Friday, October 28, 2011

Praying it away. With Prozac.

I used to fight with people all the time about the Christian response to medication for depression and anxiety. Really, like I never got off that soapbox. I work in the field of mental health and have spent years unraveling the complicated maze of depression in my own world. So, if you asked me the right question, I'd answer you both personally AND professionally. And most likely with a little too much opinion thrown in.

These days, I've gathered enough Jesus to offer grace to both sides of the argument while considering the person individually. I don't have a boxed answer - "Everyone should be on meds!" or "Nobody should! Say your prayers!" It's not that simple.

Here are my tips for considering meds for depression and anxiety:

1. Pray and pray for peace in your decisions. I believe with all my heart that Jesus is the Great Physician and I also believe he runs a superb pharmacy.

2. Meet with someone qualified who will not push you in either direction. Let them explain your options, the side effects and alternate forms of therapy that may help without medications.

3. Inform yourself. It's 2011. Read and research with an open mind, but don't get lost in the mix.

4. Trust yourself. You know or you will soon what works, what doesn't, what helps, and what makes things worse.

5. Be flexible. Remember that you're not committing to anything for a lifetime. I evaluate my emotional and mental health twice a year and discuss my thoughts on changing things with people I trust. I integrate all kinds of non med things into my life that help me participate in managing depression.

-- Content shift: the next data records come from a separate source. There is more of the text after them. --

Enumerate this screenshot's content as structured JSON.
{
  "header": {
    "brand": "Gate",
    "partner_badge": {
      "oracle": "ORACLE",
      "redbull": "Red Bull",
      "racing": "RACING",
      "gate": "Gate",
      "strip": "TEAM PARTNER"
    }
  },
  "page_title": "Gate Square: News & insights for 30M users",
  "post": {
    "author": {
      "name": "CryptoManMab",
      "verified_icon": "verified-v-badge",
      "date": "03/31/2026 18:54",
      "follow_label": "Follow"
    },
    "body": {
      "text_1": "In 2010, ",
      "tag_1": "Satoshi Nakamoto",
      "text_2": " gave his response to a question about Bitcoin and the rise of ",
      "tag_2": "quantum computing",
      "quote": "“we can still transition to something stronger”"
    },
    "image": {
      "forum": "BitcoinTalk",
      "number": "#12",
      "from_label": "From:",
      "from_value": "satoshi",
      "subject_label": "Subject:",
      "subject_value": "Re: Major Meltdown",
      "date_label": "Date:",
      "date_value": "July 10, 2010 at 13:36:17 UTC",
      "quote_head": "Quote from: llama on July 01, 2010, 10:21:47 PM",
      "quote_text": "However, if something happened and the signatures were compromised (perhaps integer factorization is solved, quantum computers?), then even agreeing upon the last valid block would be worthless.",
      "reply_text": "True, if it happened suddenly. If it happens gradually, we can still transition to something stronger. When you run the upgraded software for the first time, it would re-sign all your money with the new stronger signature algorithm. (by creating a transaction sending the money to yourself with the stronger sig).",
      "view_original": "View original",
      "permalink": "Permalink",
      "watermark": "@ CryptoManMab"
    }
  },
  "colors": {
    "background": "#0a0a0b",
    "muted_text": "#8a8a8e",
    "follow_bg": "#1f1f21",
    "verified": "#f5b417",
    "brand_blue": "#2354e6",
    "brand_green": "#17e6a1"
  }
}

Also I keep a few people really informed which in turn gives them permission to say things like, "Um, do you think your meds are working?" Seriously five years ago I would never have written this post and been horrified if someone asked if I took meds. Now I could care less. Honestly. And I answer those questions with, "obviously NOT!" And we laugh because life is messy and so, so funny sometimes.

And, to get on my soapbox just for a moment, I don't think depression or anxiety or much else can be prayed away. They are symptoms......not sins. I live as close to the Almighty as I possibly can. I've quit taking meds more than once to be more spiritual and trust God more. There was nothing spiritually healthy about the downfall from that. Trust me.

Even today as I took the meds that keep my own darkness at bay, I prayed, "Grant me compassion for those who struggle with all things today. Surround this life with grace. Teach me in the darkness as I embrace Your light. Amen."


Meredith Gould said...

Not to mention the reality that we know a LOT more about brain biochemistry than anyone did in, oh, the 1st century.

It's not wise and certainly not loving to tell those who need meds that they should "pray" or "be delivered." I watched a version of this go in within 12 Step recovery rooms years ago. People died as a result of being told that all they had to do was "stop drinking" or "stop over-eating" or "stop being co-dependent."

Don't think I'll ever get down from this soapbox!

Rob said...

You mean, "Cheer Up!" is not a cure for depression??? Wow.

My Mom is 87. She living in a nursing facility, having mobility issues, along with other health concerns. Until recently, she faithfully attended the Wednesday healing service at their church, along with my Dad. In fact, they were usually the altar guild for that service. (Dad still goes every week)

Anyway, one nurse told my Mom that her faith should make her strong enough to walk again. Poor Mom felt like crap after that, as if the nurse questioned the level of her faith. Very Uncool. Dad had some strong words for the supervisor!

Prayer is awesome medicine, but I can't help feeling that Jesus would be pissed at us if we didn't take advantage of all the medical advances his Dad helps us find.

Oh my, is there room for me on that soapbox?